Polanski has long had a passion for books, All of them Witches in Rosemary’s Baby and The Nine Gates of the Kingdom of Shadows in The Ninth Gate, which doesn’t make it surprising that he chooses to frame his story about a recently “retired” prime minister with a book. In this case, it is Adam Lang’s autobiography, which like Polanski’s previous books holds cryptic keys to this political thriller.
Ewan McGregor is a ghostwriter who has been called in to clean up Adam Lang’s autobiography, after a previous ghostwriter was found washed up on a deserted beach of an island off the coast of New York. The movie is ostensibly based on Robert Harris, The Ghost, but has been honed to razor sharp perfection by Polanski. You probably won’t recognize the setting unless you are from Rømø, Denmark, as much of this movie was filmed in Germany and Denmark, since Polanski obviously didn’t have free access to the United States. The “ghost” is never mentioned by name in this film and essentially serves as the viewer’s eyes and ears in ferreting out Lang’s story, with various false turns and other surprises along the way that keep you guessing throughout the movie.

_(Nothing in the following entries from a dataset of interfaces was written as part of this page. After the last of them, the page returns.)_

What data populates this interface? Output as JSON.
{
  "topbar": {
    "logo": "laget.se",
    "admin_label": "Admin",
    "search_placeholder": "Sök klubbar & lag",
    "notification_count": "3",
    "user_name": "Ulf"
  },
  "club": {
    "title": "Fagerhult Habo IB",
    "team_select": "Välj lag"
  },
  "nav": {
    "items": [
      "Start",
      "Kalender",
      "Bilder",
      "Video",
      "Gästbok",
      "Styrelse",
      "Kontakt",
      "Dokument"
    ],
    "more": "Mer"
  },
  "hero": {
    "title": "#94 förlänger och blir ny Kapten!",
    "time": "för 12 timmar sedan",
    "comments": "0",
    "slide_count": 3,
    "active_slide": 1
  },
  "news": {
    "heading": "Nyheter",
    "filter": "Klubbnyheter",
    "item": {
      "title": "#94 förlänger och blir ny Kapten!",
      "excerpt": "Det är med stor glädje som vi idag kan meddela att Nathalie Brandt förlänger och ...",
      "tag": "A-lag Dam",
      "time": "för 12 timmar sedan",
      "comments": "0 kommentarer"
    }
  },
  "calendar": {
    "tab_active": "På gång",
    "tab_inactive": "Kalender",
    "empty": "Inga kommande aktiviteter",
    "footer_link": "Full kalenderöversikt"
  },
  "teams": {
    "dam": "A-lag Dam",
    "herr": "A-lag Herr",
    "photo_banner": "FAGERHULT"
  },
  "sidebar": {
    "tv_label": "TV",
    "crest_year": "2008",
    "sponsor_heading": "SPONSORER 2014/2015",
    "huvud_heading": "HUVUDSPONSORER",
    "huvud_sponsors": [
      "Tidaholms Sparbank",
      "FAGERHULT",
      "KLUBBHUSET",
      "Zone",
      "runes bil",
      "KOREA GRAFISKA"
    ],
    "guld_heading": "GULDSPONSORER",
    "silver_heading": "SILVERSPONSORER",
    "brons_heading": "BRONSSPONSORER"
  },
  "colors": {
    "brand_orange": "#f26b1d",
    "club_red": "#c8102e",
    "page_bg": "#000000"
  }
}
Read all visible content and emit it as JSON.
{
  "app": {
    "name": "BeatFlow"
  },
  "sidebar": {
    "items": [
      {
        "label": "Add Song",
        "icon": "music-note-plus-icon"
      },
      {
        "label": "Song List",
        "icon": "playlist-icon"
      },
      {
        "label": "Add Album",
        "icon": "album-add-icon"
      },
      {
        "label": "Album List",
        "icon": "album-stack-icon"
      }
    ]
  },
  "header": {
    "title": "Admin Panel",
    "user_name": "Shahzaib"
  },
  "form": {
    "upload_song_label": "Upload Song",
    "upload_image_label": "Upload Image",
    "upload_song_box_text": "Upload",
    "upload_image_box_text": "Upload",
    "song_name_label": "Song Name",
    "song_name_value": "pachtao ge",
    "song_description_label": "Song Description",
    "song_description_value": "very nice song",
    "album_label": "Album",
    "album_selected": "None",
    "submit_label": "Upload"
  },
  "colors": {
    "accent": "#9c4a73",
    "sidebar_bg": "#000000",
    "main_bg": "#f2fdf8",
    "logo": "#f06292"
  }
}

Adam Lang is a thinly veiled Tony Blair, but rather than dwell too much on troubled political history of poor Tony, Polanski opts for a number of intriguing cinematic references including The Manchurian Candidate. The political climate recreated in this movie serves more as a distraction to the much more sinister underlying story. Eli Wallach makes a virtually unrecognizable cameo when the “ghost” gets caught in the rain on his way to the spot where the previous body had washed up. One of many foreboding scenes which Polanski deftly handles.
I was most impressed by how much Polanski was able to draw out of what seemed to be a rather banal cast. Pierce Brosnan was pitch perfect as Adam Lang. Ewan McGregor was at his “ingénue best,” as Manohla Dargis notes in her review for the New York Times. Olivia Williams was virtually unrecognizable as Lang’s disgruntled wife. Even James Belushi, who I can’t stand, does a pretty good impersonation of Rod Steiger in his brief scene at the beginning of the movie.
It is wonderful to see that Roman hasn’t lost his touch after all these years. You get the sense that he is not only playing with the audience, as he meticulously lays out his story, but also seems to be teasing Britain and the United States, which have become his nemeses since he fled the US in 1978 after being accused of raping a teenage girl. Like the “ghost” who eventually finds out much more than he should about Adam Lang’s life, you get the sense the US, which so ardently pressed for Polanski’s extardition while he was under house arrest in Switzerland, might think Polanski knows more than he should about the relationship between Blair and Bush. There are a number of references, such as the “Hatherton” private plane Lang flies around in, which obviously alludes to Haliburton, but Polanski leaves it up to the viewer to tie together these loose bits of manuscript, content to let the film come to its all too fitting end.